(Excerpts from an interface dataset)
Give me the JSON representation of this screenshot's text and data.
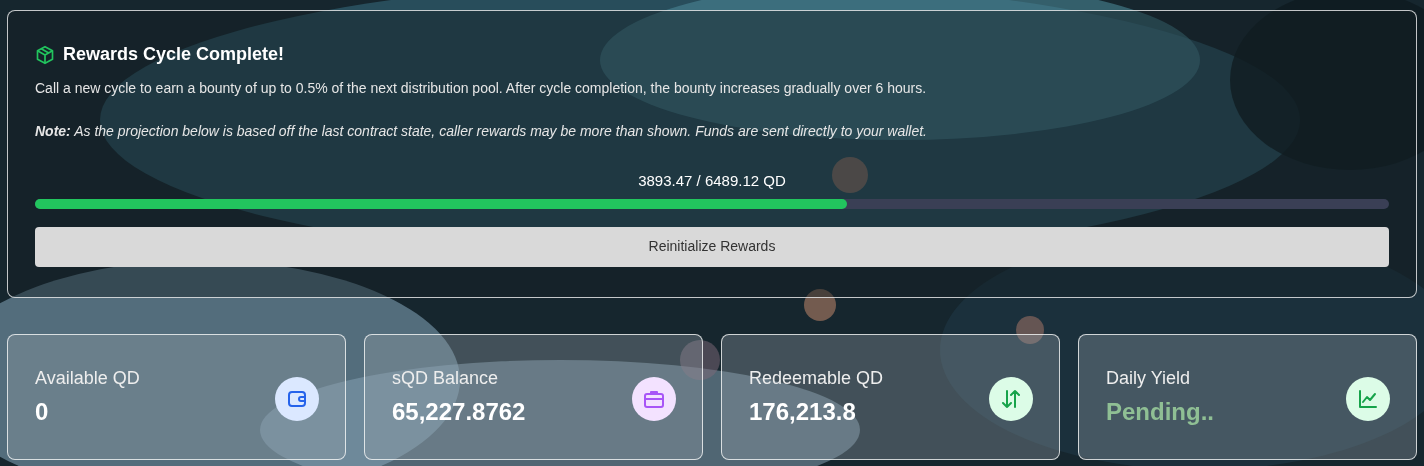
{
  "rewards_panel": {
    "title": "Rewards Cycle Complete!",
    "description": "Call a new cycle to earn a bounty of up to 0.5% of the next distribution pool. After cycle completion, the bounty increases gradually over 6 hours.",
    "note": "**Note:** As the projection below is based off the last contract state, caller rewards may be more than shown. Funds are sent directly to your wallet.",
    "progress_label": "3893.47 / 6489.12 QD",
    "level": 0.6,
    "button": "Reinitialize Rewards"
  },
  "stats": [
    {
      "label": "Available QD",
      "value": "0",
      "kind": "amount"
    },
    {
      "label": "sQD Balance",
      "value": "65,227.8762",
      "kind": "amount"
    },
    {
      "label": "Redeemable QD",
      "value": "176,213.8",
      "kind": "amount"
    },
    {
      "label": "Daily Yield",
      "value": "Pending..",
      "kind": "pending"
    }
  ]
}
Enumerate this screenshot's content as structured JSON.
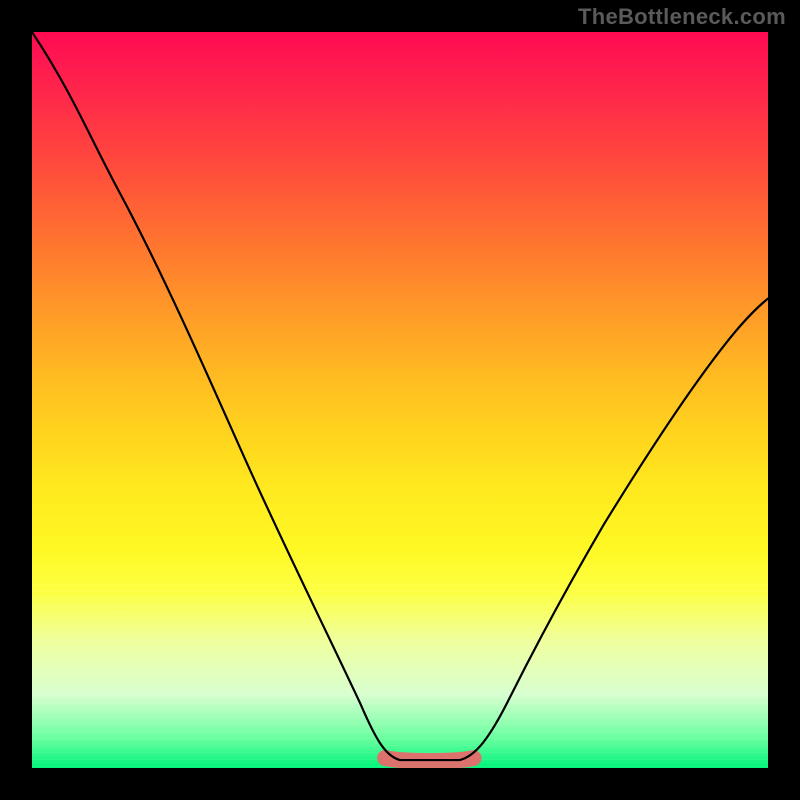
{
  "watermark": "TheBottleneck.com",
  "chart_data": {
    "type": "line",
    "title": "",
    "xlabel": "",
    "ylabel": "",
    "xlim": [
      0,
      100
    ],
    "ylim": [
      0,
      100
    ],
    "grid": false,
    "legend": false,
    "series": [
      {
        "name": "v-curve",
        "x": [
          0,
          5,
          10,
          15,
          20,
          25,
          30,
          35,
          40,
          45,
          48,
          52,
          55,
          58,
          60,
          65,
          70,
          75,
          80,
          85,
          90,
          95,
          100
        ],
        "y": [
          100,
          94,
          87,
          79,
          70,
          60,
          50,
          40,
          29,
          15,
          5,
          1,
          1,
          1,
          3,
          8,
          16,
          25,
          33,
          41,
          49,
          56,
          63
        ]
      }
    ],
    "annotations": [
      {
        "name": "bottom-highlight",
        "x_range": [
          48,
          60
        ],
        "y": 1,
        "color": "#e76a6a"
      }
    ],
    "background_gradient": {
      "top": "#ff0a52",
      "mid": "#ffe91f",
      "bottom": "#00f37a"
    }
  }
}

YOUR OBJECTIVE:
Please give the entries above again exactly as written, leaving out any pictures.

OUTPUT FOR THIS EXERCISE:
Give me the JSON representation of this screenshot's text and data.
{
  "rewards_panel": {
    "title": "Rewards Cycle Complete!",
    "description": "Call a new cycle to earn a bounty of up to 0.5% of the next distribution pool. After cycle completion, the bounty increases gradually over 6 hours.",
    "note": "**Note:** As the projection below is based off the last contract state, caller rewards may be more than shown. Funds are sent directly to your wallet.",
    "progress_label": "3893.47 / 6489.12 QD",
    "level": 0.6,
    "button": "Reinitialize Rewards"
  },
  "stats": [
    {
      "label": "Available QD",
      "value": "0",
      "kind": "amount"
    },
    {
      "label": "sQD Balance",
      "value": "65,227.8762",
      "kind": "amount"
    },
    {
      "label": "Redeemable QD",
      "value": "176,213.8",
      "kind": "amount"
    },
    {
      "label": "Daily Yield",
      "value": "Pending..",
      "kind": "pending"
    }
  ]
}
Enumerate this screenshot's content as structured JSON.
{
  "watermark": "TheBottleneck.com",
  "chart_data": {
    "type": "line",
    "title": "",
    "xlabel": "",
    "ylabel": "",
    "xlim": [
      0,
      100
    ],
    "ylim": [
      0,
      100
    ],
    "grid": false,
    "legend": false,
    "series": [
      {
        "name": "v-curve",
        "x": [
          0,
          5,
          10,
          15,
          20,
          25,
          30,
          35,
          40,
          45,
          48,
          52,
          55,
          58,
          60,
          65,
          70,
          75,
          80,
          85,
          90,
          95,
          100
        ],
        "y": [
          100,
          94,
          87,
          79,
          70,
          60,
          50,
          40,
          29,
          15,
          5,
          1,
          1,
          1,
          3,
          8,
          16,
          25,
          33,
          41,
          49,
          56,
          63
        ]
      }
    ],
    "annotations": [
      {
        "name": "bottom-highlight",
        "x_range": [
          48,
          60
        ],
        "y": 1,
        "color": "#e76a6a"
      }
    ],
    "background_gradient": {
      "top": "#ff0a52",
      "mid": "#ffe91f",
      "bottom": "#00f37a"
    }
  }
}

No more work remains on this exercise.